Items from a dataset:
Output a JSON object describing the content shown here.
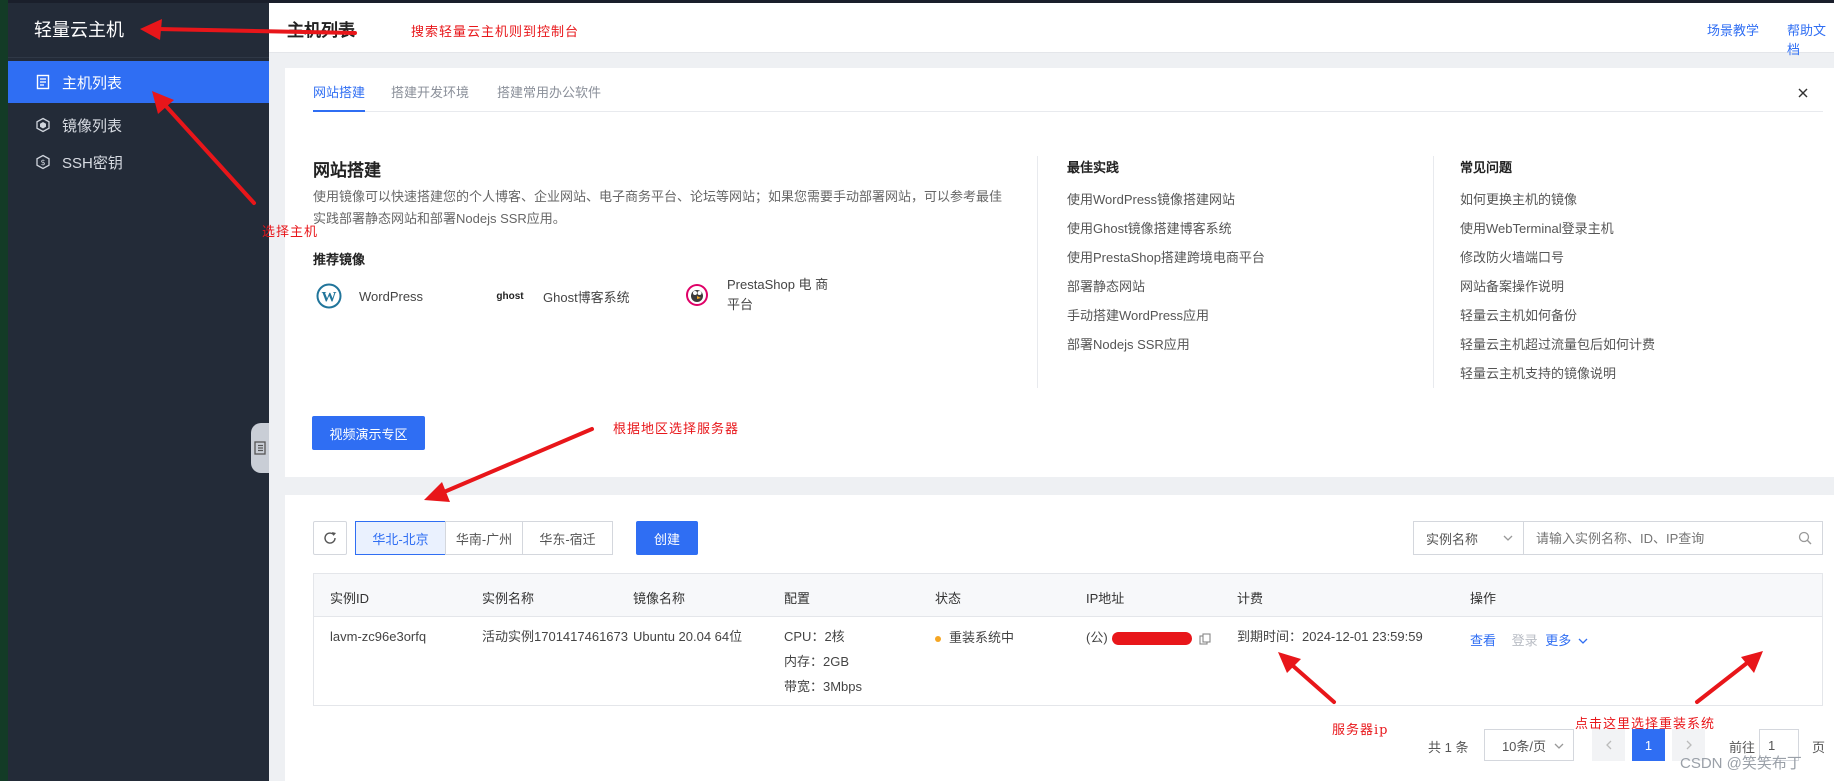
{
  "sidebar": {
    "brand": "轻量云主机",
    "items": [
      {
        "label": "主机列表",
        "icon": "document-icon",
        "active": true
      },
      {
        "label": "镜像列表",
        "icon": "cube-icon",
        "active": false
      },
      {
        "label": "SSH密钥",
        "icon": "shield-icon",
        "active": false
      }
    ]
  },
  "header": {
    "title": "主机列表",
    "links": [
      "场景教学",
      "帮助文档"
    ]
  },
  "guide": {
    "tabs": [
      "网站搭建",
      "搭建开发环境",
      "搭建常用办公软件"
    ],
    "title": "网站搭建",
    "description": "使用镜像可以快速搭建您的个人博客、企业网站、电子商务平台、论坛等网站；如果您需要手动部署网站，可以参考最佳实践部署静态网站和部署Nodejs SSR应用。",
    "recommend_title": "推荐镜像",
    "images": [
      {
        "name": "WordPress",
        "icon": "wordpress-logo-icon"
      },
      {
        "name": "Ghost博客系统",
        "icon": "ghost-logo-icon",
        "logo_text": "ghost"
      },
      {
        "name_line1": "PrestaShop 电 商",
        "name_line2": "平台",
        "icon": "prestashop-logo-icon"
      }
    ],
    "best_practice": {
      "title": "最佳实践",
      "links": [
        "使用WordPress镜像搭建网站",
        "使用Ghost镜像搭建博客系统",
        "使用PrestaShop搭建跨境电商平台",
        "部署静态网站",
        "手动搭建WordPress应用",
        "部署Nodejs SSR应用"
      ]
    },
    "faq": {
      "title": "常见问题",
      "links": [
        "如何更换主机的镜像",
        "使用WebTerminal登录主机",
        "修改防火墙端口号",
        "网站备案操作说明",
        "轻量云主机如何备份",
        "轻量云主机超过流量包后如何计费",
        "轻量云主机支持的镜像说明"
      ]
    },
    "video_button": "视频演示专区"
  },
  "toolbar": {
    "regions": [
      "华北-北京",
      "华南-广州",
      "华东-宿迁"
    ],
    "active_region": "华北-北京",
    "create_label": "创建",
    "search_type": "实例名称",
    "search_placeholder": "请输入实例名称、ID、IP查询"
  },
  "table": {
    "columns": [
      "实例ID",
      "实例名称",
      "镜像名称",
      "配置",
      "状态",
      "IP地址",
      "计费",
      "操作"
    ],
    "rows": [
      {
        "id": "lavm-zc96e3orfq",
        "name": "活动实例1701417461673",
        "image": "Ubuntu 20.04 64位",
        "cpu": "CPU：2核",
        "memory": "内存：2GB",
        "bandwidth": "带宽：3Mbps",
        "status": "重装系统中",
        "ip_prefix": "(公)",
        "billing": "到期时间：2024-12-01 23:59:59",
        "actions": {
          "view": "查看",
          "login": "登录",
          "more": "更多"
        }
      }
    ]
  },
  "pagination": {
    "total": "共 1 条",
    "page_size": "10条/页",
    "current_page": "1",
    "goto_label": "前往",
    "goto_value": "1",
    "page_suffix": "页"
  },
  "annotations": {
    "search_console": "搜索轻量云主机则到控制台",
    "select_host": "选择主机",
    "select_region": "根据地区选择服务器",
    "server_ip": "服务器ip",
    "reinstall": "点击这里选择重装系统",
    "color": "#e8161a"
  },
  "watermark": "CSDN @笑笑布丁",
  "colors": {
    "accent": "#2f6ef3",
    "sidebar": "#232b38",
    "status_pending": "#f5a623"
  }
}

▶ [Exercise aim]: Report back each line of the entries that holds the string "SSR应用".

▶ [Exercise response]:
    "description": "使用镜像可以快速搭建您的个人博客、企业网站、电子商务平台、论坛等网站；如果您需要手动部署网站，可以参考最佳实践部署静态网站和部署Nodejs SSR应用。",
        "部署Nodejs SSR应用"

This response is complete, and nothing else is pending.